Throughout this article we have mentioned how temperature and humidity play an important role in the finished concrete countertop.
Believe it or not, you want your concrete countertop to cure slowly and to make that happen you want it to cure in a high humidity environment with a moderate heat, 70 to 75°F. for the first 5 days after the concrete pour has taken place. Controlling the temperature can be difficult, but you should not allow the fresh concrete to cure in temperatures above 85°F or below 55°F.
If you do not maintain control over the temperature and humidity you face the potential of having major cracks in the concrete and you could easily end up with efflorescence, water stains and other problems with the surface of the concrete.
Note: Besides protecting your freshly poured concrete from low humidity and high or low temperatures it is very important that the mold is not disturbed in any manner. Just walking past the workbench and accidently bumping it could be enough of a jar, during curing, to cause a major crack in the concrete.
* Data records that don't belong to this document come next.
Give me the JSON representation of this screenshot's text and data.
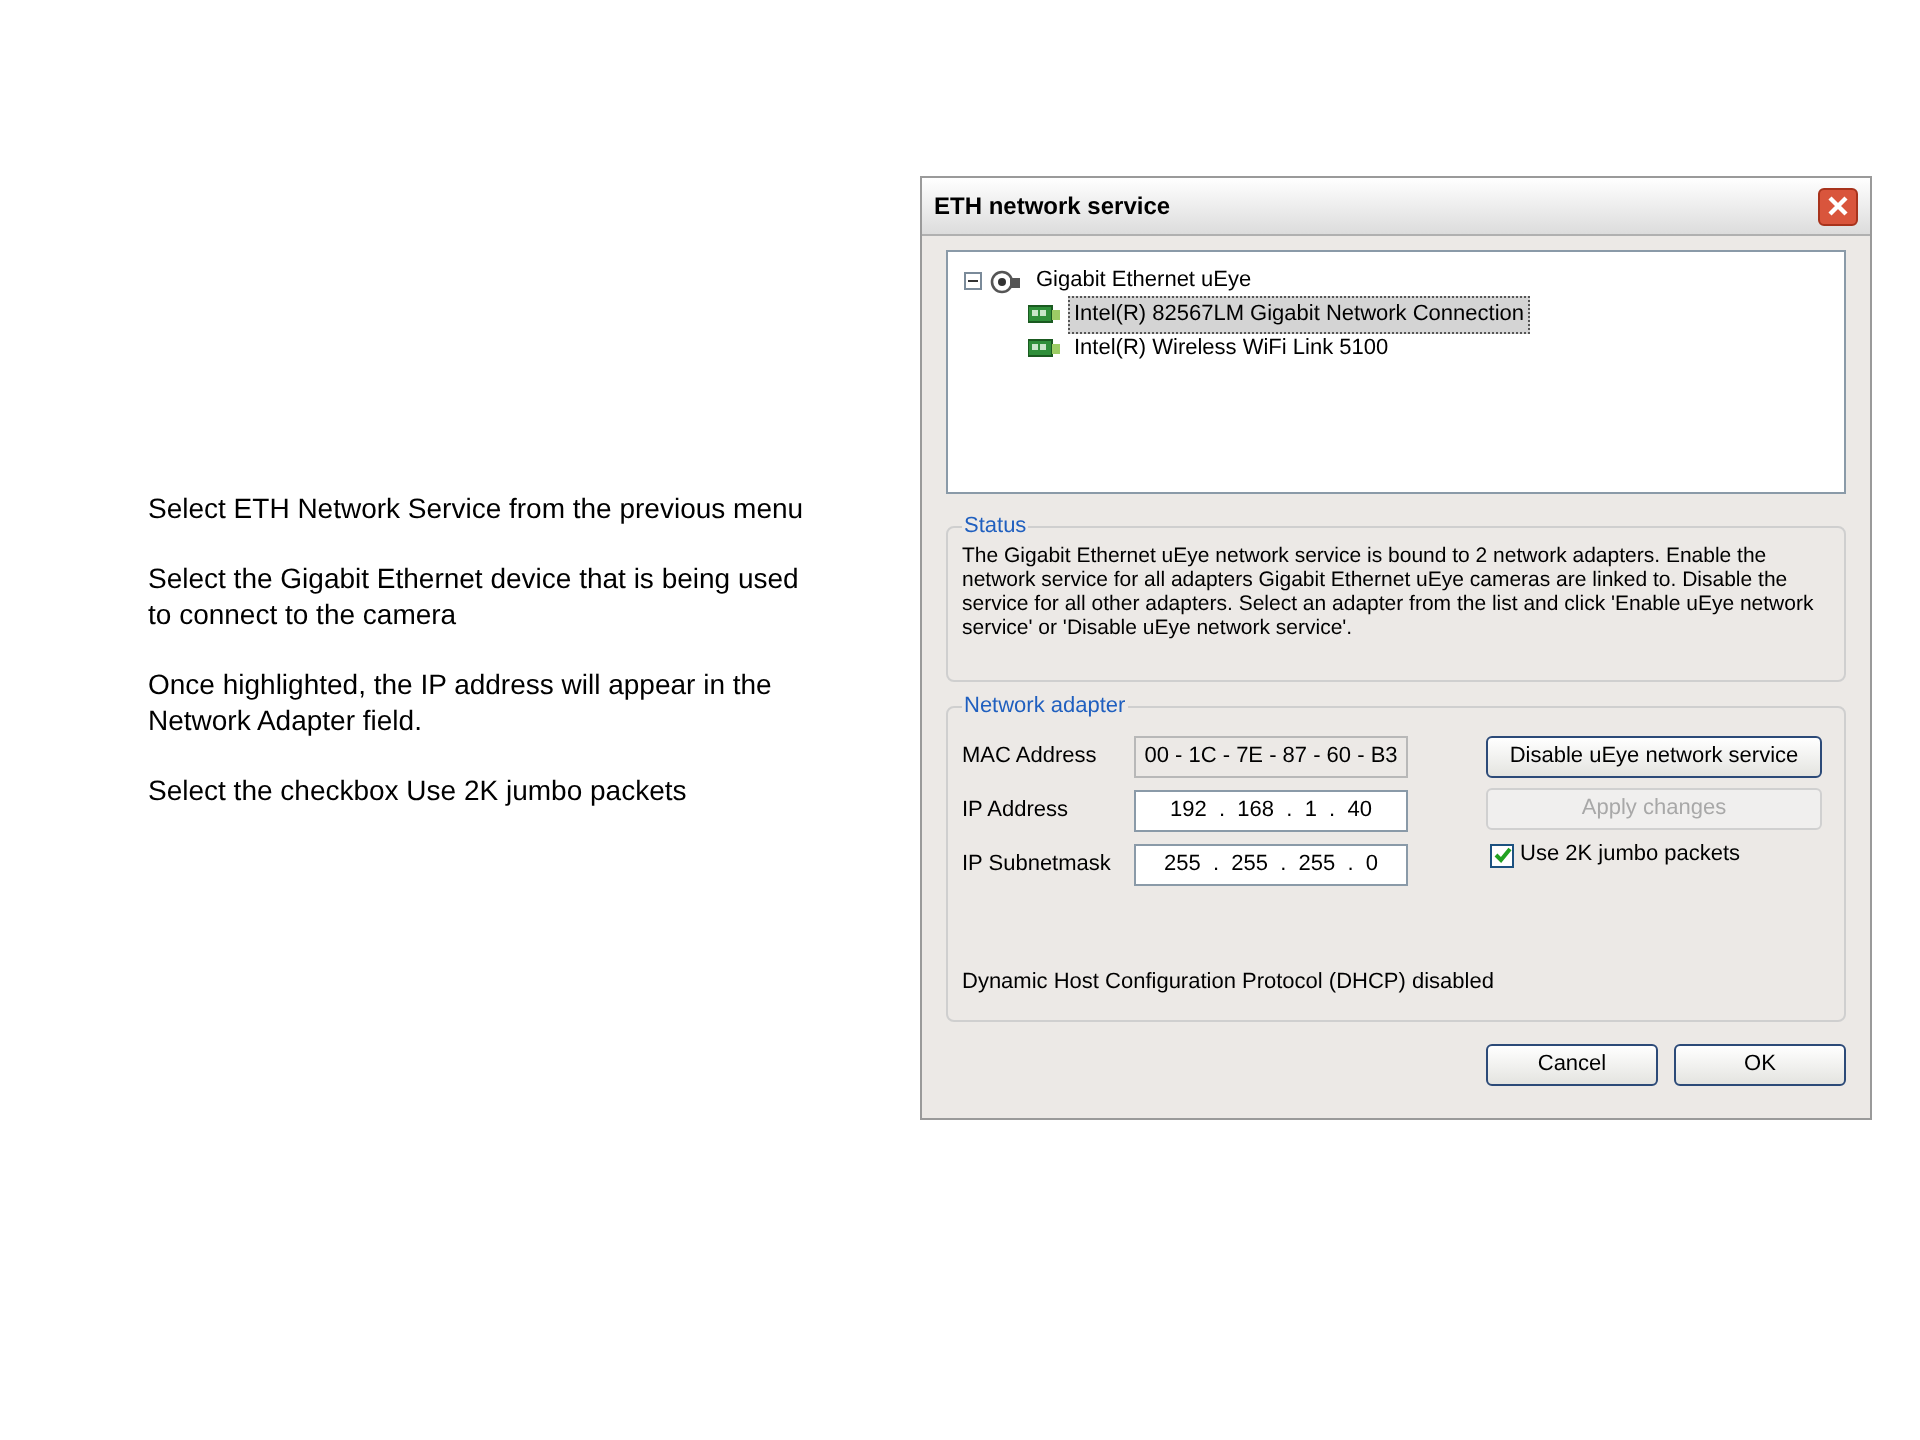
{
  "slide_text": [
    "Select ETH Network Service from the previous menu",
    "Select the Gigabit Ethernet device that is being used to connect to the camera",
    "Once highlighted, the IP address will appear in the Network Adapter field.",
    "Select the checkbox Use 2K jumbo packets"
  ],
  "window": {
    "title": "ETH network service"
  },
  "tree": [
    {
      "label": "Gigabit Ethernet uEye",
      "expanded": true,
      "selected": false,
      "children": [
        {
          "label": "Intel(R) 82567LM Gigabit Network Connection",
          "selected": true
        },
        {
          "label": "Intel(R) Wireless WiFi Link 5100",
          "selected": false
        }
      ]
    }
  ],
  "status": {
    "title": "Status",
    "text": "The Gigabit Ethernet uEye network service is bound to 2 network adapters. Enable the network service for all adapters Gigabit Ethernet uEye cameras are linked to. Disable the service for all other adapters. Select an adapter from the list and click 'Enable uEye network service' or 'Disable uEye network service'."
  },
  "network_adapter": {
    "title": "Network adapter",
    "fields": [
      {
        "label": "MAC Address",
        "kind": "readonly",
        "parts": [
          "00",
          "1C",
          "7E",
          "87",
          "60",
          "B3"
        ],
        "separator": "-"
      },
      {
        "label": "IP Address",
        "kind": "ip",
        "parts": [
          "192",
          "168",
          "1",
          "40"
        ],
        "separator": "."
      },
      {
        "label": "IP Subnetmask",
        "kind": "ip",
        "parts": [
          "255",
          "255",
          "255",
          "0"
        ],
        "separator": "."
      }
    ],
    "buttons": [
      {
        "label": "Disable uEye network service",
        "disabled": false
      },
      {
        "label": "Apply changes",
        "disabled": true
      }
    ],
    "checkbox": {
      "label": "Use 2K jumbo packets",
      "checked": true
    },
    "dhcp_text": "Dynamic Host Configuration Protocol (DHCP) disabled"
  },
  "buttons": [
    {
      "label": "Cancel"
    },
    {
      "label": "OK"
    }
  ]
}
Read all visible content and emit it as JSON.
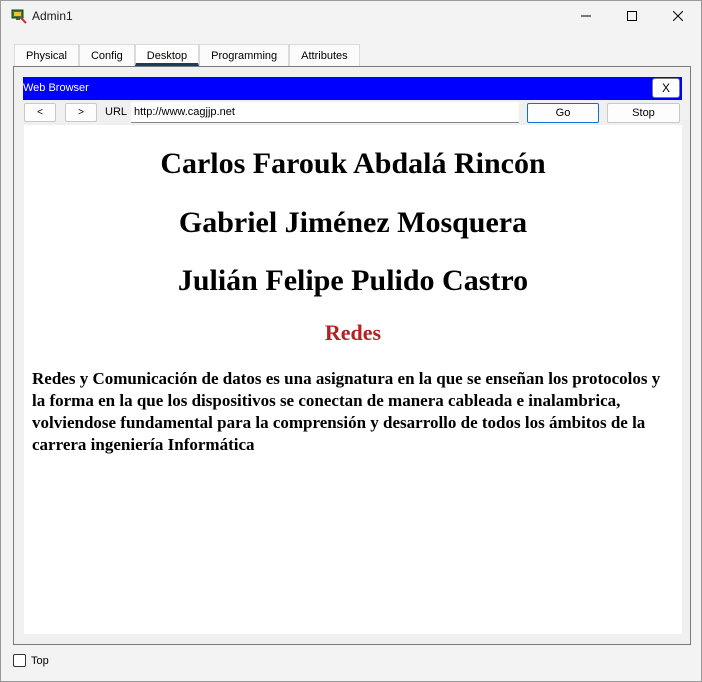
{
  "window": {
    "title": "Admin1",
    "icon": "packet-tracer-pc-icon"
  },
  "tabs": [
    {
      "label": "Physical",
      "active": false
    },
    {
      "label": "Config",
      "active": false
    },
    {
      "label": "Desktop",
      "active": true
    },
    {
      "label": "Programming",
      "active": false
    },
    {
      "label": "Attributes",
      "active": false
    }
  ],
  "browser": {
    "title": "Web Browser",
    "close_label": "X",
    "back_label": "<",
    "forward_label": ">",
    "url_label": "URL",
    "url_value": "http://www.cagjjp.net",
    "go_label": "Go",
    "stop_label": "Stop",
    "header_color": "#0000ff"
  },
  "page": {
    "names": [
      "Carlos Farouk Abdalá Rincón",
      "Gabriel Jiménez Mosquera",
      "Julián Felipe Pulido Castro"
    ],
    "subtitle": "Redes",
    "subtitle_color": "#b22222",
    "paragraph": "Redes y Comunicación de datos es una asignatura en la que se enseñan los protocolos y la forma en la que los dispositivos se conectan de manera cableada e inalambrica, volviendose fundamental para la comprensión y desarrollo de todos los ámbitos de la carrera ingeniería Informática"
  },
  "footer": {
    "top_label": "Top",
    "top_checked": false
  }
}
For those of you who have experience working with concrete for outdoor projects such as patios, sidewalks, curbs and driveways you may be aware of techniques that are used to keep the concrete moist while it is curing. The most common methods to keep the freshly poured concrete wet in high ambient temperatures is to use wet burlap sacks, continuous misting and plastic tarps. While these types of methods work well on poured concrete slabs, they create a potential problem when dealing with molded concrete. You must remember that the surface of your countertop is sitting on the bottom of the mold and these types of methods employed to keep the concrete moist while it cures can cause problems on the surface of the concrete that is contact with the bottom of the mold. Because you do not flip a driveway or sidewalk, in order to have the bottom of the concrete facing up, surface damage to the underside of the concrete driveway or slab has no real meaning. But it has a lot of meaning when it is on the underside of the concrete that will be visible, as in a molded architectural item such as a concrete countertop.
Note: Do not cover the concrete with a plastic sheet as this prevents the water which is sitting on the bottom of the mold from evaporating.
The problem that the home handyman faces is that he or she wants to see the fruit of their labors and by that I mean that they want to remove the piece from the mold as soon as possible and in many cases they remove it before it has properly cured.
With Type III portland cement, our recommended material, you must leave the concrete in the mold for a minimum of 72 hours a week is better.
Before removing the concrete countertop from the mold
Warning: As the concrete is not 100% cured it is easily damaged as you are removing it from the mold. Take your time and use patience and care at this stage.
Before going any further inspect the concrete in the mold and look at the edges that will be exposed to view and ensure that all of the concrete is flat with no gouges or other problems.
If you have any chips, gouges or other noticeable problems they can be repaired by using PC7 epoxy resin. PC7 epoxy resin is designed to be used with grey concrete, if you have chosen white cement and hence have white concrete you can use PCII epoxy resin which is white.
It is better to use an epoxy resin to repair any gouges or low spots then a mixture of cement and sand as an epoxy resin has superior bonding properties to concrete.
If you have added a colored pigment to the concrete mixture you can add the pigment to either of the PC7 or PCII epoxy resins.
Allow the epoxy resin to completely cure, at least 1 to 2 days, before removing the concrete countertop from its mold.
Once you are satisfied with the concrete countertop in the mold and have applied epoxy resin to any visible low spots and/or gouges, and allowed it to cure, you can commence to remove the concrete countertop from its mold.
How to Make Concrete Countertops - Index